Project: Understanding the role of unconventional T cells in the immune response to Mycobacterium tuberculosis
CD1-restricted T cells play a role in cancer, autoimmunity and infection. Most studies have focused on group 2 CD1d-restricted natural killer T cells, whereas much less is known about T cells restricted to group 1 CD1 molecules (CD1a, CD1b and CD1c). Group 1 CD1 molecules present lipid antigens to T cells to initiate an immune response. This project utilises novel CD1 tetramers that we have developed to characterise tuberculosis-specific T cells from Mycobacterium tuberculosis infected individuals and from BCG vaccinated donors. These studies will lay the foundation for understanding the role of CD1- restricted T cells in human disease.

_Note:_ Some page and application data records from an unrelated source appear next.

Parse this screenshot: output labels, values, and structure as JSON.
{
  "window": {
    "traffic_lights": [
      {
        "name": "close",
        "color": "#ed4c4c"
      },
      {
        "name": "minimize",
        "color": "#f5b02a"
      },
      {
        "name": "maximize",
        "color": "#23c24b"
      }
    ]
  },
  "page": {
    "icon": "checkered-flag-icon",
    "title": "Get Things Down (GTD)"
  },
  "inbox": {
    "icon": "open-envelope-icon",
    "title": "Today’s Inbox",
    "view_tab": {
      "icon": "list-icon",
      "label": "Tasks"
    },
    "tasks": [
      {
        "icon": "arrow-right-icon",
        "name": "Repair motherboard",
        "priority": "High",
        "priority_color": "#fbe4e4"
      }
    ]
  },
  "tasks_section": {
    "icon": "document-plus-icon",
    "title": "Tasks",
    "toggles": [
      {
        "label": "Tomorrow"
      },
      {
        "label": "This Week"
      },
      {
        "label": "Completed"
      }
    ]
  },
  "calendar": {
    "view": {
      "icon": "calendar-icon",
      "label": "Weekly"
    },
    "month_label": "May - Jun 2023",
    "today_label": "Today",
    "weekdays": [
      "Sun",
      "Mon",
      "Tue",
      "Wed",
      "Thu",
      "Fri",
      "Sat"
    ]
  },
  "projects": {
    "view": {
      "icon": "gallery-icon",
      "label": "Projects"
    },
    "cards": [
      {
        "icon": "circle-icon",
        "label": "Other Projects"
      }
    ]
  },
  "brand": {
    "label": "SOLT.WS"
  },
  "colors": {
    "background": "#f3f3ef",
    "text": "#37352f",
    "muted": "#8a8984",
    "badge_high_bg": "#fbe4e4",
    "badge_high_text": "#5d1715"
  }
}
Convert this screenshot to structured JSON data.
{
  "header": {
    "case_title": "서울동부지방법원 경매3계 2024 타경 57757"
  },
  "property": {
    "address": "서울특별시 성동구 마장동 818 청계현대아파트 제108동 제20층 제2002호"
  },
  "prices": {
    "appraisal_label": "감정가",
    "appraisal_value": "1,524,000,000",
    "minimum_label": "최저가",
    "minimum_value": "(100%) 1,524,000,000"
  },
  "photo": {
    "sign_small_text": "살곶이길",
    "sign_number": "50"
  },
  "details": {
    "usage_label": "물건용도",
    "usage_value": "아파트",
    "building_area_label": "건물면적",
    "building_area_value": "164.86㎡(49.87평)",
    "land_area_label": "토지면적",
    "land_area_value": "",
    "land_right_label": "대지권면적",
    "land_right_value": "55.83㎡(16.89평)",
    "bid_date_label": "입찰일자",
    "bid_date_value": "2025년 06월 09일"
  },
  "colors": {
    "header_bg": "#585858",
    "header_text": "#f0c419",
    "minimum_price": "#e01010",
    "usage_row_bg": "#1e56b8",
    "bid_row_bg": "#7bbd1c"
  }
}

The Godfrey group is committed to understanding the role that unconventional T cells play in health and disease. This is a world leading team in this area of investigation, having identified and characterised several populations of these human T lymphocytes. The project on offer will be co-supervised by David Ritchie. The Ritchie Group at the Royal Melbourne Hospital, their group is committed to understanding haematological malignancy, the role that the immune system plays in combatting these cancers, and how this activity can be harnessed to improve immunotherapy.